Today's broadcasting environment has made workflow management extremely challenging. As a result, broadcasters often seek out good, robust, workflow-management tools that help ensure that all data and processes are carefully monitored and managed. BMS vendors recognize this need, and today many systems have some kind of workflow management solution. Here, also, the different BMS systems can be divided:
- Category 1: The system does not offer any type of workflow management, meaning that if automatic workflow management is required, it will be necessary to interface online with an external tool. This is far from ideal.
- Category 2: The system has a workflow management solution, but the ability to manage workflows lies solely in the vendor's hands. In such cases, the vendor will need to be commissioned for each required change.
- Category 3: The system uses an internal workflow engine, or seamlessly integrates with a third-party solution. However, such a solution may require more than casual programming skills in order to maintain the workflows. Although it may be possible for the end user to define his own workflows, there can be a considerable learning curve to making any changes. In most cases, it may be better commissioning the vendor to carry out the work.
- Category 4: Similar to Category 3, the system uses an internal mechanism or integrates with a third-party solution. However, care has been taken to make these tools as user-friendly as possible, allowing a system administrator to easily create and maintain workflows. Ultimately, this can be the best option.
Every broadcaster will want its own unique set of reports. Consequently, it is important to leave a lot of flexibility when new reports are needed or updates are required to existing reports. As above, different BMS systems offer different levels of flexibility:
- Category 1: Systems where the reports can only be created and maintained by the vendor.
- Category 2: Systems where the vendor has created its own report generator, giving the customer the option to create and manage reports. However, it may still be necessary that the staff person making any changes has an understanding of the product's data structure along with well-developed programming skills.
- Category 3: Systems that fully integrate with a third-party report generator, meaning that the reports are created using the third-party tool. The reports are then uploaded into the BMS system, allowing them to run from within the BMS system itself. This can be a real advantage because most of these third party tools are easy to use.

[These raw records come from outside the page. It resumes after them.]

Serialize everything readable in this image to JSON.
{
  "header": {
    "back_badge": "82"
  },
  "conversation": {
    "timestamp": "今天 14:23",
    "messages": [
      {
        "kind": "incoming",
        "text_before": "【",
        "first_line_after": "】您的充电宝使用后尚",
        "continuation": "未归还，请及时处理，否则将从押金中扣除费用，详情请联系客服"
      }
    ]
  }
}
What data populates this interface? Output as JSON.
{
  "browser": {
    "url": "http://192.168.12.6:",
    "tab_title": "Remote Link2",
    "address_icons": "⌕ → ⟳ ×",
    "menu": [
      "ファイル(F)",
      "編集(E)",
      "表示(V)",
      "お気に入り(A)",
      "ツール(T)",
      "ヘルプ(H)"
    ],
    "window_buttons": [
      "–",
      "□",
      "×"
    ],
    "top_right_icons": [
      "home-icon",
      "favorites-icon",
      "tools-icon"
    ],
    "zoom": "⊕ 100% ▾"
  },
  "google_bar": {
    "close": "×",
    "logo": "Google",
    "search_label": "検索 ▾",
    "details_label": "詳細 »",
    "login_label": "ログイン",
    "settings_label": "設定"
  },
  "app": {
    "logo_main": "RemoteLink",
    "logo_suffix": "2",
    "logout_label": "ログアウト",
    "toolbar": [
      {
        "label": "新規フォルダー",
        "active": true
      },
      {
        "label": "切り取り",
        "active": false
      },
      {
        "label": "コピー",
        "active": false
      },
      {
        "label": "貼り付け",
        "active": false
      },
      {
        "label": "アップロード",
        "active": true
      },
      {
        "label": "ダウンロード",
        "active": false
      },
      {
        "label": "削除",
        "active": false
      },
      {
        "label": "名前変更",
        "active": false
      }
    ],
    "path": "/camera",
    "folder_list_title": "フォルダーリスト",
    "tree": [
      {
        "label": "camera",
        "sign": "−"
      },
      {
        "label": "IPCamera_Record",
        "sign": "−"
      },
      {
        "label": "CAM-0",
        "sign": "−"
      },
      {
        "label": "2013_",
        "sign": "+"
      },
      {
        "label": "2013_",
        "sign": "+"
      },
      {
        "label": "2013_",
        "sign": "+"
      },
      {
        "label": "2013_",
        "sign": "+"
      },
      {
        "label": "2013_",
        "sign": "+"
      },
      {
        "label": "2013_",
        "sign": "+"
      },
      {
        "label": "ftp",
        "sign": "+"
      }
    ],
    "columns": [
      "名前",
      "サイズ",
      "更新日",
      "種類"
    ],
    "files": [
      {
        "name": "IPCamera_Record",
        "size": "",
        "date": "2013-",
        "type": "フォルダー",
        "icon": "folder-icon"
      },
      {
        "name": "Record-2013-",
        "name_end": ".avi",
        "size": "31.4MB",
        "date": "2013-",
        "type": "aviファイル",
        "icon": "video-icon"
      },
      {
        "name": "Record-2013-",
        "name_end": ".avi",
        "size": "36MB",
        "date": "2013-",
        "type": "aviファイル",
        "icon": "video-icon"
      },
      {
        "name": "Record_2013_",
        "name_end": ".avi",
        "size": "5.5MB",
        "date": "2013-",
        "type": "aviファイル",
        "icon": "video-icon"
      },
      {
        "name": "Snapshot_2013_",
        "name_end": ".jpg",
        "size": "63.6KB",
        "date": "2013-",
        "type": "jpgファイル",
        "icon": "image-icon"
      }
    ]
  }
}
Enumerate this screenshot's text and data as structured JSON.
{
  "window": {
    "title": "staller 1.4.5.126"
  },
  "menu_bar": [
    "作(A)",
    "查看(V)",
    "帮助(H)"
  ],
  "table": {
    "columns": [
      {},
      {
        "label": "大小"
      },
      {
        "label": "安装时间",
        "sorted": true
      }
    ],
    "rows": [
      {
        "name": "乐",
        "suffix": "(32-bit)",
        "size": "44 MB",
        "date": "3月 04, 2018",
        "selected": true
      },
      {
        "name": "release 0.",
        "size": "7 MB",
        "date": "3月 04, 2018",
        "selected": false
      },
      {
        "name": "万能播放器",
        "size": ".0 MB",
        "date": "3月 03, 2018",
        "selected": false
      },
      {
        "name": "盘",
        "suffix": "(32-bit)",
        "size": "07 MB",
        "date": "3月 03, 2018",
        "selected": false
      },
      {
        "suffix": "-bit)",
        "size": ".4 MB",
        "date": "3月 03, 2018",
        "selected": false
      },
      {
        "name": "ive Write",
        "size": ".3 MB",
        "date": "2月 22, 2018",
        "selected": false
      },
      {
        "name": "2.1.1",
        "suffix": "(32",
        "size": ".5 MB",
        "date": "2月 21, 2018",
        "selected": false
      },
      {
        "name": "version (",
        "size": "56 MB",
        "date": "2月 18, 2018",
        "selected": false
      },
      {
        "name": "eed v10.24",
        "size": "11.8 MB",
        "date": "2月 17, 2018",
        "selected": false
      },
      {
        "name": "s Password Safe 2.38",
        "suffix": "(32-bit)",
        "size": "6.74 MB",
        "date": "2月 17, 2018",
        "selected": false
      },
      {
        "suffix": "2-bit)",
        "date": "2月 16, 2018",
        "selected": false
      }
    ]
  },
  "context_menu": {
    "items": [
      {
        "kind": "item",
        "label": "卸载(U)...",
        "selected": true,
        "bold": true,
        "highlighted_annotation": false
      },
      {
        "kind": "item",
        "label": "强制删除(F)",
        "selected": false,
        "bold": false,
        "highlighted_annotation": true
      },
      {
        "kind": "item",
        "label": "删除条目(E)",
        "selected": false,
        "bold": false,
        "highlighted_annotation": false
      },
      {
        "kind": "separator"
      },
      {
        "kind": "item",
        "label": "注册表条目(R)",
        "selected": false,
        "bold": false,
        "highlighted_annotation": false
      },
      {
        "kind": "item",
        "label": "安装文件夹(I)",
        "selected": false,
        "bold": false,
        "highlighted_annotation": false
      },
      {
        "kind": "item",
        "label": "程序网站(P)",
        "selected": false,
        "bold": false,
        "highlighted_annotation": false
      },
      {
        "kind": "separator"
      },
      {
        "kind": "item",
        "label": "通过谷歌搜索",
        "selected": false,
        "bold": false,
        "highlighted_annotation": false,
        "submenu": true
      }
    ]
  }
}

Regardless of whether the BMS falls under one of the above categories, it is always possible to use a third-party report generator that is connected to the BMS database. However, in this scenario, reports would need to be run externally from the BMS systems.
As previously stated, selecting the most suitable BMS system is not an easy task. However, careful planning and clear requirement definition, as well as considering some of the points discussed above, can result in a successful implementation, better workflows and increased revenue.
David Shapiro is the founding director of DS Media Consulting and specializes in BMS implementation worldwide.